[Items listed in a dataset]
========

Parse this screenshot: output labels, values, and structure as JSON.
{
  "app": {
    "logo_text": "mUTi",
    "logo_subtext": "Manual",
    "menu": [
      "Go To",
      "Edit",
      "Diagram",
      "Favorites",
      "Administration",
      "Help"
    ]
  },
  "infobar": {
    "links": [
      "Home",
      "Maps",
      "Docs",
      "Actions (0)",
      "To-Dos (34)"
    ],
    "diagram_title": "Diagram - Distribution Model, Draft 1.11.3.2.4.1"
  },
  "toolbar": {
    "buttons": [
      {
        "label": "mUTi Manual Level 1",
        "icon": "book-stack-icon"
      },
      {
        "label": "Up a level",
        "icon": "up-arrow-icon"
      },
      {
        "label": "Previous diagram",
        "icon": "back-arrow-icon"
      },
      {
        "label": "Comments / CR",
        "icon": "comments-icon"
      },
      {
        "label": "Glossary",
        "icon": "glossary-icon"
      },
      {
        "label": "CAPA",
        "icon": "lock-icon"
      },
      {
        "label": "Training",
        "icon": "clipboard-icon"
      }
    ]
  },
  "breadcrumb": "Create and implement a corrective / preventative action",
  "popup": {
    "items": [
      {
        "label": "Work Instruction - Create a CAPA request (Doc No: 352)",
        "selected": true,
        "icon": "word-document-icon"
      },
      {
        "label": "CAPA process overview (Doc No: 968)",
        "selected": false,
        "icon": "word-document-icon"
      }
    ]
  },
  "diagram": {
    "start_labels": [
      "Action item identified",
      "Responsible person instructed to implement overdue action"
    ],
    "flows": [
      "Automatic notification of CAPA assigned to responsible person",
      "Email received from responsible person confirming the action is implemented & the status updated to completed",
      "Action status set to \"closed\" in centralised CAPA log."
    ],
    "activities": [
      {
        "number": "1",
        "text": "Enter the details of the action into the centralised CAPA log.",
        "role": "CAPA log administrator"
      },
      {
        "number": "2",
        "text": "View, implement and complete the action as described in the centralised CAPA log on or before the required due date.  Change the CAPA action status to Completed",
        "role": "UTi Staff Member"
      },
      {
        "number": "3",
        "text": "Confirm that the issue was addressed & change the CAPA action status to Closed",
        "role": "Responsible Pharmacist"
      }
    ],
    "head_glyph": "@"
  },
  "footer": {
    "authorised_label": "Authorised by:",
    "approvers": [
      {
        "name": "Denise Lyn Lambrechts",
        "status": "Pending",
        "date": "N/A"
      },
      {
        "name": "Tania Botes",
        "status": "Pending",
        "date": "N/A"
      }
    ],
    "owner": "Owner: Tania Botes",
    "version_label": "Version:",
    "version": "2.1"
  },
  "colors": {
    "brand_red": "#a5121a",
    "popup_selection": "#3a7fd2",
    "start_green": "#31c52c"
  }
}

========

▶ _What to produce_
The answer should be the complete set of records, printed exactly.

▶ _Solution to this task_
Parse this screenshot: output labels, values, and structure as JSON.
{
  "app": {
    "logo_text": "mUTi",
    "logo_subtext": "Manual",
    "menu": [
      "Go To",
      "Edit",
      "Diagram",
      "Favorites",
      "Administration",
      "Help"
    ]
  },
  "infobar": {
    "links": [
      "Home",
      "Maps",
      "Docs",
      "Actions (0)",
      "To-Dos (34)"
    ],
    "diagram_title": "Diagram - Distribution Model, Draft 1.11.3.2.4.1"
  },
  "toolbar": {
    "buttons": [
      {
        "label": "mUTi Manual Level 1",
        "icon": "book-stack-icon"
      },
      {
        "label": "Up a level",
        "icon": "up-arrow-icon"
      },
      {
        "label": "Previous diagram",
        "icon": "back-arrow-icon"
      },
      {
        "label": "Comments / CR",
        "icon": "comments-icon"
      },
      {
        "label": "Glossary",
        "icon": "glossary-icon"
      },
      {
        "label": "CAPA",
        "icon": "lock-icon"
      },
      {
        "label": "Training",
        "icon": "clipboard-icon"
      }
    ]
  },
  "breadcrumb": "Create and implement a corrective / preventative action",
  "popup": {
    "items": [
      {
        "label": "Work Instruction - Create a CAPA request (Doc No: 352)",
        "selected": true,
        "icon": "word-document-icon"
      },
      {
        "label": "CAPA process overview (Doc No: 968)",
        "selected": false,
        "icon": "word-document-icon"
      }
    ]
  },
  "diagram": {
    "start_labels": [
      "Action item identified",
      "Responsible person instructed to implement overdue action"
    ],
    "flows": [
      "Automatic notification of CAPA assigned to responsible person",
      "Email received from responsible person confirming the action is implemented & the status updated to completed",
      "Action status set to \"closed\" in centralised CAPA log."
    ],
    "activities": [
      {
        "number": "1",
        "text": "Enter the details of the action into the centralised CAPA log.",
        "role": "CAPA log administrator"
      },
      {
        "number": "2",
        "text": "View, implement and complete the action as described in the centralised CAPA log on or before the required due date.  Change the CAPA action status to Completed",
        "role": "UTi Staff Member"
      },
      {
        "number": "3",
        "text": "Confirm that the issue was addressed & change the CAPA action status to Closed",
        "role": "Responsible Pharmacist"
      }
    ],
    "head_glyph": "@"
  },
  "footer": {
    "authorised_label": "Authorised by:",
    "approvers": [
      {
        "name": "Denise Lyn Lambrechts",
        "status": "Pending",
        "date": "N/A"
      },
      {
        "name": "Tania Botes",
        "status": "Pending",
        "date": "N/A"
      }
    ],
    "owner": "Owner: Tania Botes",
    "version_label": "Version:",
    "version": "2.1"
  },
  "colors": {
    "brand_red": "#a5121a",
    "popup_selection": "#3a7fd2",
    "start_green": "#31c52c"
  }
}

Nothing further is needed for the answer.